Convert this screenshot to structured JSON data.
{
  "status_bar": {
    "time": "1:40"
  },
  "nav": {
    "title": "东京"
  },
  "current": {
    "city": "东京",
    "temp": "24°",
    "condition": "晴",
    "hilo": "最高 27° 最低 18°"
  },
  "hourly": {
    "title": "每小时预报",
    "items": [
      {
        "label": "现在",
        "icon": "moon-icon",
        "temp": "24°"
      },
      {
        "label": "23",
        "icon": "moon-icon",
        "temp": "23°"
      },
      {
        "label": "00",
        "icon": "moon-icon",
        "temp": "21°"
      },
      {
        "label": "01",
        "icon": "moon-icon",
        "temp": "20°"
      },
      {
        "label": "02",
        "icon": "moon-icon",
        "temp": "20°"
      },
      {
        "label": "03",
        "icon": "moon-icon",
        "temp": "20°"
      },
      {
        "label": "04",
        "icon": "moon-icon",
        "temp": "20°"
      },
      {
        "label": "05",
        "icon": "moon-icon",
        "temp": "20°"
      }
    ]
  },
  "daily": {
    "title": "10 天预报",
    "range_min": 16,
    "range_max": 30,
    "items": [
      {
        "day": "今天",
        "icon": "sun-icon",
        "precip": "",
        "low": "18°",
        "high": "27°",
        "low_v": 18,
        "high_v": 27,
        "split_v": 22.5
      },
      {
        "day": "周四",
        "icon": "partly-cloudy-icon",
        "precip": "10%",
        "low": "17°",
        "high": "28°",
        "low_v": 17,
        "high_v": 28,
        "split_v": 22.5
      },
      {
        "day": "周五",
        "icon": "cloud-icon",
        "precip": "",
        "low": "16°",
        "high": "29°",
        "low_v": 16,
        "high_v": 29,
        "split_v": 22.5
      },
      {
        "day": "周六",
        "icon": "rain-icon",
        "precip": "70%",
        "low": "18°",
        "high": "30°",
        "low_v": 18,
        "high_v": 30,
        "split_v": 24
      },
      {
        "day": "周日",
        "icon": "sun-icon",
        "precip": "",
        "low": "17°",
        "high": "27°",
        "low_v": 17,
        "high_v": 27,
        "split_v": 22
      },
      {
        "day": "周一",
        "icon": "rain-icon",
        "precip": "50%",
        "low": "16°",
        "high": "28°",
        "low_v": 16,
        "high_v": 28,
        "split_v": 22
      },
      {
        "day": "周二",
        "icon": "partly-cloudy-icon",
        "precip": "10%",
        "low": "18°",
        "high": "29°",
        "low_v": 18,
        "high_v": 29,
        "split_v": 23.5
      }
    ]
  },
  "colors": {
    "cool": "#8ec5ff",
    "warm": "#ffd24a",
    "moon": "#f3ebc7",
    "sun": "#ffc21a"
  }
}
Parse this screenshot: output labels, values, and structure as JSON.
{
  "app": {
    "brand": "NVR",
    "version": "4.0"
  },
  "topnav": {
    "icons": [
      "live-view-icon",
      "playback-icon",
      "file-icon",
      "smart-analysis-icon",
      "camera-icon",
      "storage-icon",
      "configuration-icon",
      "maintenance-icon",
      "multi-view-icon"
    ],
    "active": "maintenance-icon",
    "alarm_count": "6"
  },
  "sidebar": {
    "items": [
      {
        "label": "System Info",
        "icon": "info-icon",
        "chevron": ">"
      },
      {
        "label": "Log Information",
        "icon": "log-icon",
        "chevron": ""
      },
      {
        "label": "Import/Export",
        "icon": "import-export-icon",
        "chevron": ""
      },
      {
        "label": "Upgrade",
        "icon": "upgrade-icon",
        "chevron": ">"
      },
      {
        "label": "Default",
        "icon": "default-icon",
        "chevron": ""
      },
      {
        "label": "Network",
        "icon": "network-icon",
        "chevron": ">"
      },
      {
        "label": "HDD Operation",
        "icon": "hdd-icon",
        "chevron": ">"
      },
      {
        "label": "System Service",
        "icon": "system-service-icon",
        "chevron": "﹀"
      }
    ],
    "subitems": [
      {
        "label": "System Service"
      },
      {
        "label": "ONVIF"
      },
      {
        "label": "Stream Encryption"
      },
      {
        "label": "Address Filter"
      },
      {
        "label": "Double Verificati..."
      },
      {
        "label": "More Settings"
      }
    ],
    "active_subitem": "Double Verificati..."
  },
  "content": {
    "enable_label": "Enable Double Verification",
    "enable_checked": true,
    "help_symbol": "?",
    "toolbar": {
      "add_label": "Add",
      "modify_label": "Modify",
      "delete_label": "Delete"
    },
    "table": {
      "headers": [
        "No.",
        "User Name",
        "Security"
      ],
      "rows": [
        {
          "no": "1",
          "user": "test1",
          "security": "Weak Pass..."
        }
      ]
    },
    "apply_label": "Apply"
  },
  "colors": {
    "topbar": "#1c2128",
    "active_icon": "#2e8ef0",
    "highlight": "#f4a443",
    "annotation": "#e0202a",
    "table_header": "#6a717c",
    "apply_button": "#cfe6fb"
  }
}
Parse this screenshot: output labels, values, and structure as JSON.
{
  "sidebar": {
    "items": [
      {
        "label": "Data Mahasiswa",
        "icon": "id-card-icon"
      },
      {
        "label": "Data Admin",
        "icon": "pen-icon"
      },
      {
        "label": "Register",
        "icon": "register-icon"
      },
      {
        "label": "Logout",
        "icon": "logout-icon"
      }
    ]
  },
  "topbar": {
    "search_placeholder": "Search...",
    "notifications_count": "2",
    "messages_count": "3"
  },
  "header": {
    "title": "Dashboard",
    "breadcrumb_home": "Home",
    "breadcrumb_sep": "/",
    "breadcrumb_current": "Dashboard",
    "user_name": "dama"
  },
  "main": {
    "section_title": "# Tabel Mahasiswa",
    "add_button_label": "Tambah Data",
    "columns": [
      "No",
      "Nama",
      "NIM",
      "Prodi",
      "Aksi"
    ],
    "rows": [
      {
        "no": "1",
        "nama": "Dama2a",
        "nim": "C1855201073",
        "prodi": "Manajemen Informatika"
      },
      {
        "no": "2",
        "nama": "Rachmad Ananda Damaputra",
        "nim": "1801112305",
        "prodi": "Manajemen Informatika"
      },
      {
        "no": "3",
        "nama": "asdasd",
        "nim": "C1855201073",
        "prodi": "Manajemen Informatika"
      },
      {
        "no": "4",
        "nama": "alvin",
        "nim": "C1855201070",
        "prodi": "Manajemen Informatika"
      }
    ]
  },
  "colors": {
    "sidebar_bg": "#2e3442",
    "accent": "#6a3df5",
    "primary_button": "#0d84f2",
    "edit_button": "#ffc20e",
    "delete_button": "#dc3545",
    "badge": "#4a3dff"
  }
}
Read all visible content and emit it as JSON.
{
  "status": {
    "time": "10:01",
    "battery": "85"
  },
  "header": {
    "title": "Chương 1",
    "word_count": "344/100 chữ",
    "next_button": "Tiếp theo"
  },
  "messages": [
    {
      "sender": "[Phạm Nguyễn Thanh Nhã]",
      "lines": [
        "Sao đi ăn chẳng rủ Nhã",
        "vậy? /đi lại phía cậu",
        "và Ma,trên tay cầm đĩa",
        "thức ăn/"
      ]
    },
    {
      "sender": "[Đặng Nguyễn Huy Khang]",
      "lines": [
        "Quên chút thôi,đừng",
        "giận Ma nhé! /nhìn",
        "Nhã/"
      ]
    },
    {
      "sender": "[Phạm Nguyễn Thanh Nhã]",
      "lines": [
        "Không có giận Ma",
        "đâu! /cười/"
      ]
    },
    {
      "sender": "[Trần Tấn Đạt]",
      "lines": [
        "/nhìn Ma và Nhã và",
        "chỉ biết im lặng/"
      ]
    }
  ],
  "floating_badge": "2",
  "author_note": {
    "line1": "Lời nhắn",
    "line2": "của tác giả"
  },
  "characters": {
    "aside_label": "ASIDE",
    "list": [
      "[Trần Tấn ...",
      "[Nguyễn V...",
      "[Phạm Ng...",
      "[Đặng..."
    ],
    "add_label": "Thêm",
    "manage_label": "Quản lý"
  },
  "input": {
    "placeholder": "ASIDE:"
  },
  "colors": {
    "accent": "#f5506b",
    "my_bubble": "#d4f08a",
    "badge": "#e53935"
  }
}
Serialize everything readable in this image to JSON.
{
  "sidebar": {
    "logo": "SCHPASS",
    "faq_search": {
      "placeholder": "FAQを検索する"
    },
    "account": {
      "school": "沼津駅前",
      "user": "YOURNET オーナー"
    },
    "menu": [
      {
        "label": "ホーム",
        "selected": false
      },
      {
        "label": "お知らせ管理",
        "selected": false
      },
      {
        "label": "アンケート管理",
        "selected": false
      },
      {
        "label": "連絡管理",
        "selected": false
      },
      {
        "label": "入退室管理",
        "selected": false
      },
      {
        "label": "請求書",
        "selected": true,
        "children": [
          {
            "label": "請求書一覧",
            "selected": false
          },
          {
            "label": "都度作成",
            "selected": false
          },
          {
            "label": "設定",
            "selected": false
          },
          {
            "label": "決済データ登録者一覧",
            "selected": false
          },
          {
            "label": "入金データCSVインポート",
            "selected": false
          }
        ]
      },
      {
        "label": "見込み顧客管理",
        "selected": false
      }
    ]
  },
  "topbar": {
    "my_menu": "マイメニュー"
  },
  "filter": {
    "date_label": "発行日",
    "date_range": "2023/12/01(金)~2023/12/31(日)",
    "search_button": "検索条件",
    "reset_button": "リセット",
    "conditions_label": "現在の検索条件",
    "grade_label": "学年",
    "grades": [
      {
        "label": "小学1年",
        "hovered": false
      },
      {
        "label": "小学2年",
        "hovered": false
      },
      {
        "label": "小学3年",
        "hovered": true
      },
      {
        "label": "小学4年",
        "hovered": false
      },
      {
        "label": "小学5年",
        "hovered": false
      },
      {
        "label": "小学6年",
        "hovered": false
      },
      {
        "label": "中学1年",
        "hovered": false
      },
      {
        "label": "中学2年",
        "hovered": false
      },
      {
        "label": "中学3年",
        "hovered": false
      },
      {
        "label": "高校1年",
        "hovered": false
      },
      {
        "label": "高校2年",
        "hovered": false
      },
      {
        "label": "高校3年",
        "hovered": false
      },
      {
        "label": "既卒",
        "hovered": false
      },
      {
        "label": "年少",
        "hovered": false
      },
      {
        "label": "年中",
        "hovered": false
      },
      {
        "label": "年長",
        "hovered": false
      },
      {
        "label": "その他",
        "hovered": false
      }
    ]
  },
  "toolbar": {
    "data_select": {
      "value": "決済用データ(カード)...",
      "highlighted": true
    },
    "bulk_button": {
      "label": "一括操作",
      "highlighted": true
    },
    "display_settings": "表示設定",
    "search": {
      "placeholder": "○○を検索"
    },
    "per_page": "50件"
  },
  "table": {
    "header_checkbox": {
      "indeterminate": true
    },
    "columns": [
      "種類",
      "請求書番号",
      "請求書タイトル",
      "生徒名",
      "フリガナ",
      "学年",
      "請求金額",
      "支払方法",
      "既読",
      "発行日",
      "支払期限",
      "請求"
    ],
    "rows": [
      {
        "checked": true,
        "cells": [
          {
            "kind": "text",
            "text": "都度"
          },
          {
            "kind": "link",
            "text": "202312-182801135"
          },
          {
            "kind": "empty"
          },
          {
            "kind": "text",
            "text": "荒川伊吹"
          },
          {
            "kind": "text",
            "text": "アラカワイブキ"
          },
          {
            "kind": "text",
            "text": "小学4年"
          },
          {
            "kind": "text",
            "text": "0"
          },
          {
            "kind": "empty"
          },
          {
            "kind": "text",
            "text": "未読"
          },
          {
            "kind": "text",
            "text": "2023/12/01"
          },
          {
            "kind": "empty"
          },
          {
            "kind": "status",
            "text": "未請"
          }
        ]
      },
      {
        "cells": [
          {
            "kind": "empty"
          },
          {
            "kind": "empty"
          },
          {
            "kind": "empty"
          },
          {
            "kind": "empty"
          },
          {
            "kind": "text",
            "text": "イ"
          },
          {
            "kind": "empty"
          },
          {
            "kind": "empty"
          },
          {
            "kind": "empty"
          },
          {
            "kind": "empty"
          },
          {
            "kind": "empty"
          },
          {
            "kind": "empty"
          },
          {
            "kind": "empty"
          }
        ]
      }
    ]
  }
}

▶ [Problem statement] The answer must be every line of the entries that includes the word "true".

▶ [Answer to this task]
    "enable_checked": true,
        "selected": true,
        "hovered": true
      "highlighted": true
      "highlighted": true
      "indeterminate": true
        "checked": true,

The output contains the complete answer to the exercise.